Cisco Prime Infrastructure is used to manage and configure the MSE, and it can also become the visual front-end of the MSE to display Wi-Fi devices that are tracked. All device (wired and wireless) details and specific historical location information can be accessed with the MSE northbound API. CPI uses this interface to visualize location information, as well as view and configure Context Aware parameters.
The Cisco Mobility Solution consists of two location engines with a single unified API. The location engines are:
Context Aware Engine for Clients (Cisco engine)—Can be used for both Clients and Tags
Context Aware Engine for Tags (partner engine)—AeroScout-based TAG solution
The Context Aware Engine for Clients is an RSSI-based solution that is ideal for tracking Wi-Fi client devices in indoor spaces (for example, offices, hospitals, or other low-ceiling environments). This engine ships by default on all Cisco MSE servers. The tracking licenses of the Context Aware Engine for Clients can be shared between Clients and Tags.
The Context Aware Engine for Tags has the ability to use both an RSSI and TDOA-based engine and is intended to be used when you track Wi-Fi devices in indoor, low-ceiling (RSSI), indoor high-ceiling (TDOA), and outdoor (TDOA) environments. This engine is also installed by default on all MSE platforms and is license enabled. The tracking licenses of the Context Aware Engine for Tags can be used only for Tags. For client tracking you need to purchase the following additional components:
Tag tracking license for the MSE with appropriate Tag count (TDOA or RSSI)
Wi-Fi TDOA location receivers (if and when required)
LR license for each Wi-Fi TDOA receiver
When a Cisco MSE is added to a Cisco Unified Wireless Network, the MSE assumes responsibility for the following important tasks:
Execution of positioning algorithms
Maintenance of calibration information
Triggering and dispatch of location notifications
Processing of statistics and historical location

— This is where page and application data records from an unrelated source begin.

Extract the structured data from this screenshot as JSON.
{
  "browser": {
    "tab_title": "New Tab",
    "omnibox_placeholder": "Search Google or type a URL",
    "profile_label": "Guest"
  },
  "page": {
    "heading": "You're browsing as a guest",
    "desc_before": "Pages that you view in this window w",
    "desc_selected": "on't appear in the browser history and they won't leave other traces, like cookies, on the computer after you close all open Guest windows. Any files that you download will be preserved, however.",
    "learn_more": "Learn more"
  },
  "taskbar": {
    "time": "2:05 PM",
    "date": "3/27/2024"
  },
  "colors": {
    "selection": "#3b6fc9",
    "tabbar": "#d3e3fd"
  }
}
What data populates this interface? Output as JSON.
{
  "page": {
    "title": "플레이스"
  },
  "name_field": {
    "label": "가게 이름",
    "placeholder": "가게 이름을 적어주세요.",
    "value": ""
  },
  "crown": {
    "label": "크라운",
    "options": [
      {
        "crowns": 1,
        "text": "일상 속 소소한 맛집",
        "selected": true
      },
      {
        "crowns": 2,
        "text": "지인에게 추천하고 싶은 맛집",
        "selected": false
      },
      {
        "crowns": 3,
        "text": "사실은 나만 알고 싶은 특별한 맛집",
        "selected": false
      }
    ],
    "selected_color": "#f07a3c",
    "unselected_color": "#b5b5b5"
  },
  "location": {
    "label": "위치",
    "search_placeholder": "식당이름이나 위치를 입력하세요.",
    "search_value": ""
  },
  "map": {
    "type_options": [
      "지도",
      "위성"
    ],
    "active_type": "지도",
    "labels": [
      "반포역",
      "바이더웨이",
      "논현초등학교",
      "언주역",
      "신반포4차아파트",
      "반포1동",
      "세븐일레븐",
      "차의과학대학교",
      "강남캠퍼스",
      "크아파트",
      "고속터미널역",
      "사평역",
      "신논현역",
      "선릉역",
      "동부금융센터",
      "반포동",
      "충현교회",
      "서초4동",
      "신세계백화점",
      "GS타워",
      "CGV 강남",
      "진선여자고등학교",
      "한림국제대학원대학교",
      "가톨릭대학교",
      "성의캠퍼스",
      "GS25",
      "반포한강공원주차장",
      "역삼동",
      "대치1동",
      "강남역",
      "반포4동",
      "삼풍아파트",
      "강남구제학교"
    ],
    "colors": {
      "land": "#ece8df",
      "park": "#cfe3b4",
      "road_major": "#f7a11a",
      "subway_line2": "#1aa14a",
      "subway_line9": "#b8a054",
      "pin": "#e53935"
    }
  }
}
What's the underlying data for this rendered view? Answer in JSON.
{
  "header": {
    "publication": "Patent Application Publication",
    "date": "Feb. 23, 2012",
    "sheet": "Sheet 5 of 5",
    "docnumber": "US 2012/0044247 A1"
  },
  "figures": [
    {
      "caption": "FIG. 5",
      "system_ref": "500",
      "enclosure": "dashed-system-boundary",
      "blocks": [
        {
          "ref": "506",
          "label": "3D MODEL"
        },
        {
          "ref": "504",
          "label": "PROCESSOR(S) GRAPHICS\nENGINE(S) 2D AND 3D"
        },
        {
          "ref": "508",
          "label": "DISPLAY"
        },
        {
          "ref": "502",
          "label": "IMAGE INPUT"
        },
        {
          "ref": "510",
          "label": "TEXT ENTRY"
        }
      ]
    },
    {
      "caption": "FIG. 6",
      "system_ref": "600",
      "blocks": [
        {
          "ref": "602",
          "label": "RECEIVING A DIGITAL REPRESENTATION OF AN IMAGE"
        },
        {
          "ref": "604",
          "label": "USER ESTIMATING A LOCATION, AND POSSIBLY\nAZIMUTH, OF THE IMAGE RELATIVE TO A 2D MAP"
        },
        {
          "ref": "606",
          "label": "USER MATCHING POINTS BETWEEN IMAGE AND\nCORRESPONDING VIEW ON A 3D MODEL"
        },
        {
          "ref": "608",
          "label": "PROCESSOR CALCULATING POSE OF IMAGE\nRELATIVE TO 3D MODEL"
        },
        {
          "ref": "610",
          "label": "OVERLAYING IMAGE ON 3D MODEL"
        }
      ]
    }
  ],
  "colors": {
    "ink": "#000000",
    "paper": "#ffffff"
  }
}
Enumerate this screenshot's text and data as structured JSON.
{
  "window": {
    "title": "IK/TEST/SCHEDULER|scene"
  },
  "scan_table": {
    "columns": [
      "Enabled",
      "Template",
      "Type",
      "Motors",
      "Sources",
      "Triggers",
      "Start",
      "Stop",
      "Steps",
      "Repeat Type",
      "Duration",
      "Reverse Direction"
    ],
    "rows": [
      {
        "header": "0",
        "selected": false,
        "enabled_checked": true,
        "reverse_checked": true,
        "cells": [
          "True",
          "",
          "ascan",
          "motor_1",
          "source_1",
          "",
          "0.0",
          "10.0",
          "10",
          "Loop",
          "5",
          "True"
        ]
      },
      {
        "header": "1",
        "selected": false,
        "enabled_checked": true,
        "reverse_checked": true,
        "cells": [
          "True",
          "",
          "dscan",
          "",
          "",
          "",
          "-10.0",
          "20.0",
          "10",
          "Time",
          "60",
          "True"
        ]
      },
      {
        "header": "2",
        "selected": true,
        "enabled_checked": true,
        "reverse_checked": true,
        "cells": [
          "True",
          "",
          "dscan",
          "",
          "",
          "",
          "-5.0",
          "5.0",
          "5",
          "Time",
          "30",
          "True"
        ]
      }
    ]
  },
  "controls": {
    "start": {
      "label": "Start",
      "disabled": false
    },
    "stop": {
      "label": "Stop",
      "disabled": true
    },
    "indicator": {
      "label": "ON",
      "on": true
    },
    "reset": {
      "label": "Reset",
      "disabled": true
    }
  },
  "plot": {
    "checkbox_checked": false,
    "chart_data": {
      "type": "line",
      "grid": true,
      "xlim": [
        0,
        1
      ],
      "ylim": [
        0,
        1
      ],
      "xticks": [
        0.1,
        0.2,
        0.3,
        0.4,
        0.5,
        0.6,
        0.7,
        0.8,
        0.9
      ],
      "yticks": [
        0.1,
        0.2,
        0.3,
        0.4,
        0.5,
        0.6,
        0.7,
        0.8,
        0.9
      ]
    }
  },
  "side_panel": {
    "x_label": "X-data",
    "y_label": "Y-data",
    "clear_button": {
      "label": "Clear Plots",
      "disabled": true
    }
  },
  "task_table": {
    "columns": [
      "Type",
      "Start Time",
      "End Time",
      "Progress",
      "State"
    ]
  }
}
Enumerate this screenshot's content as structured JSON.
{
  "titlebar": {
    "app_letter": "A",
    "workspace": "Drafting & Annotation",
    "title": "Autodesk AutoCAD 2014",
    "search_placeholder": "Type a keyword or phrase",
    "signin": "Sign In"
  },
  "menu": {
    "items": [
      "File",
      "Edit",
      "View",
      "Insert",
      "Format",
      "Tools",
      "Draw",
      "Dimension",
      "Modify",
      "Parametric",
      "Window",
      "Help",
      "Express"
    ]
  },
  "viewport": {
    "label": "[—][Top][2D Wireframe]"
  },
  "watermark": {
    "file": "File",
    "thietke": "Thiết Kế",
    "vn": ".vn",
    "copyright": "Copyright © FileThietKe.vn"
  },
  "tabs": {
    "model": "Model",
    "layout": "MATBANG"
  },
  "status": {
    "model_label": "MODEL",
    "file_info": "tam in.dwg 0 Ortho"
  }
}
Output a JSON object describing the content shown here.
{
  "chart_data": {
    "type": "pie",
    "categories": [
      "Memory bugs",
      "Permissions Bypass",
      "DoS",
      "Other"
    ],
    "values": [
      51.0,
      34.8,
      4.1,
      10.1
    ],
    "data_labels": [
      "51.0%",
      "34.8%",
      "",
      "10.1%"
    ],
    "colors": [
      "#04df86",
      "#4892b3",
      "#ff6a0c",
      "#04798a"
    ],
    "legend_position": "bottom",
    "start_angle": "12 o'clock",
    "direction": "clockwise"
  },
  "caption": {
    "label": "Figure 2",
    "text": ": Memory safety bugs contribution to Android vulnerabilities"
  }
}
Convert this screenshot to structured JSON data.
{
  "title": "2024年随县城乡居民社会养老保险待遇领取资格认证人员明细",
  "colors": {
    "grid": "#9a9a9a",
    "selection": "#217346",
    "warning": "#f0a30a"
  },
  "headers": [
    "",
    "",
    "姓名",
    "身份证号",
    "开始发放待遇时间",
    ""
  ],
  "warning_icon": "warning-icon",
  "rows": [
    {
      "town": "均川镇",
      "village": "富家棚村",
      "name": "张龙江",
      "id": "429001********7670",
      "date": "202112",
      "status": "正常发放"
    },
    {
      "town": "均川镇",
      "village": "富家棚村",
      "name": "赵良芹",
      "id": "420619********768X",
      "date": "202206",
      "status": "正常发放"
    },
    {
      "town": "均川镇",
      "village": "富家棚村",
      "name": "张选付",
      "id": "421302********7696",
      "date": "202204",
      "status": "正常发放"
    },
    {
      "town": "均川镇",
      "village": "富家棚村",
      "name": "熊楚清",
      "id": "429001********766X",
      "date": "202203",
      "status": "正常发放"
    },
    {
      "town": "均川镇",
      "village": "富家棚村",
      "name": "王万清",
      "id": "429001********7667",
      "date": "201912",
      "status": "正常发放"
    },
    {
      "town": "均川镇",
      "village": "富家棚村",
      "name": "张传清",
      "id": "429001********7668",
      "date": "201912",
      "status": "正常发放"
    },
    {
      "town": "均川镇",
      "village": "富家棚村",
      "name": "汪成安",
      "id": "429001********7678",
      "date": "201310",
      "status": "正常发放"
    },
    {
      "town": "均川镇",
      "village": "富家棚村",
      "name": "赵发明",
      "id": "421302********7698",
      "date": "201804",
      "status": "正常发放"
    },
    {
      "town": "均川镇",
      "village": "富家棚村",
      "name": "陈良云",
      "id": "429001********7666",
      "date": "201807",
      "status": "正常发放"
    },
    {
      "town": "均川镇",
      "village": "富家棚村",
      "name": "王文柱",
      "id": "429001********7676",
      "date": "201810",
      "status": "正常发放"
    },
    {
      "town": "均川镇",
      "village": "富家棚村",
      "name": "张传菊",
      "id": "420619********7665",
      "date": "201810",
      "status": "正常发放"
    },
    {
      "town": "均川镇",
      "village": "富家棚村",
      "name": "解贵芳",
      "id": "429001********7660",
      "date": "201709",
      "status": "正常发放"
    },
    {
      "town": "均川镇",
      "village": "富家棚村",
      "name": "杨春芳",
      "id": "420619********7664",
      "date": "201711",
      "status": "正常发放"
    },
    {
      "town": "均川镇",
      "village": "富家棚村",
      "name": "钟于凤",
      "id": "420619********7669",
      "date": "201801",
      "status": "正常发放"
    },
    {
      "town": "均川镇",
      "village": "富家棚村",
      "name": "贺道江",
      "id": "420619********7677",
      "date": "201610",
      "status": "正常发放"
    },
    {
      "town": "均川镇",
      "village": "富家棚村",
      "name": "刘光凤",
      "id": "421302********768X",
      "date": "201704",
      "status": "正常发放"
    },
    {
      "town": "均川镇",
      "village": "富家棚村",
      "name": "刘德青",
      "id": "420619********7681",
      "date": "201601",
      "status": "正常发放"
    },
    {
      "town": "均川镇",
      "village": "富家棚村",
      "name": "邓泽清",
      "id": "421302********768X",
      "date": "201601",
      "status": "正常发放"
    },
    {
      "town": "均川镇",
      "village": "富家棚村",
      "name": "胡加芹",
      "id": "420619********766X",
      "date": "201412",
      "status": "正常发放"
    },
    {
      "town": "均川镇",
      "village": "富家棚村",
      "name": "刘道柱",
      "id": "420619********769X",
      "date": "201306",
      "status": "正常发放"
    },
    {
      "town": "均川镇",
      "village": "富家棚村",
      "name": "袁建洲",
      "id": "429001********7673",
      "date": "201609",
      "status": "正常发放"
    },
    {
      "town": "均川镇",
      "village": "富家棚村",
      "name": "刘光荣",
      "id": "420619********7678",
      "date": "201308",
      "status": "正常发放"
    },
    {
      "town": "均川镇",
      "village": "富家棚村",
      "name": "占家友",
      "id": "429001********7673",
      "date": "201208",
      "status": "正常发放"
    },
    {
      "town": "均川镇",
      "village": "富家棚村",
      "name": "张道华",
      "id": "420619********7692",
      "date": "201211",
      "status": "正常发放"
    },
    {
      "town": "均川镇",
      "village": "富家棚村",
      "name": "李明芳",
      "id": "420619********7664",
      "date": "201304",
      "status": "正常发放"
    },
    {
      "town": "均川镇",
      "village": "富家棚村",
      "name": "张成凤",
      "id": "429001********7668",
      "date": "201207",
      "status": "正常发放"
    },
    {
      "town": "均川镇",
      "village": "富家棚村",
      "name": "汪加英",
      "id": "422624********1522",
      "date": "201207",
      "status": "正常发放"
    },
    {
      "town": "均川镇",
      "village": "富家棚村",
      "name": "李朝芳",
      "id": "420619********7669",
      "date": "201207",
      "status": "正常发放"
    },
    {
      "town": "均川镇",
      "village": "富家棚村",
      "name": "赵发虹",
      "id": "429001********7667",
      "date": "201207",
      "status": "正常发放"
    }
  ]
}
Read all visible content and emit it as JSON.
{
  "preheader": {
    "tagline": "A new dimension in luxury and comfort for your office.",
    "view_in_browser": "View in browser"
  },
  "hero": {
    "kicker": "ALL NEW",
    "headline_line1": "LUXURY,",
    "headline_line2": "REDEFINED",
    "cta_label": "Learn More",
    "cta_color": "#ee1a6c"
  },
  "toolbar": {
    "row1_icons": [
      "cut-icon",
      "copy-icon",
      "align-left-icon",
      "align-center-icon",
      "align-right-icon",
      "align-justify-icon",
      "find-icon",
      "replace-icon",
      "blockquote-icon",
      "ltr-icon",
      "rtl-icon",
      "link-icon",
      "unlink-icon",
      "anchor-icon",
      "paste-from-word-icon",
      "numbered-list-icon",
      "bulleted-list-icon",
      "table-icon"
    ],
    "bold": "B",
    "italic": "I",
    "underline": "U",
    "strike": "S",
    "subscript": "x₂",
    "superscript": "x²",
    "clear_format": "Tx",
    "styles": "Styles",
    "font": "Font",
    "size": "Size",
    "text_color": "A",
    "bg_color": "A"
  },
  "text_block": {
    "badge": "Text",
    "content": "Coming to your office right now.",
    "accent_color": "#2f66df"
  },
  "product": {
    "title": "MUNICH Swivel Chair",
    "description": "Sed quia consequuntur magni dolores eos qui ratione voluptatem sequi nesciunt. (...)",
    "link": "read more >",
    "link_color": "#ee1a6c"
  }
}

Cisco Prime Infrastructure is the management platform for the MSE servers and is the user interface (UI) for the services that the MSE provides. The MSE is accessed directly through SSH or a console session for maintenance and diagnostic purposes. All operator and user interaction with the MSE is usually through CPI. The integration of a Cisco MSE into a Cisco Unified Wireless Network architecture immediately enables improvements to base-level location capabilities, which include:
Scalability—If you add a Cisco MSE, it increases the scalability of the Cisco Unified Wireless Network from on-demand tracking of a single device at a time to a maximum tracking capacity of up to 25,000 simultaneous devices (WLAN clients, RFID tags, rogue APs, and rogue clients) per MSE. For deployments that require support of greater numbers of devices, additional MSE appliances can be deployed and managed under one or more CPI servers.
Historical and statistics trending—The MSE records and maintains historical location and statistics information for clients and tags. This information is available for viewing through CPI or with third-party location clients. This historical information can be used for location trending, asset loss investigation, RF capacity management, and facilitation of network problem resolution. Historical parameters are configured in Cisco Prime Infrastructure.
The following references provide additional information about the Cisco Mobility Services Engine.
Cisco 3355 Mobility Services Getting Started Guide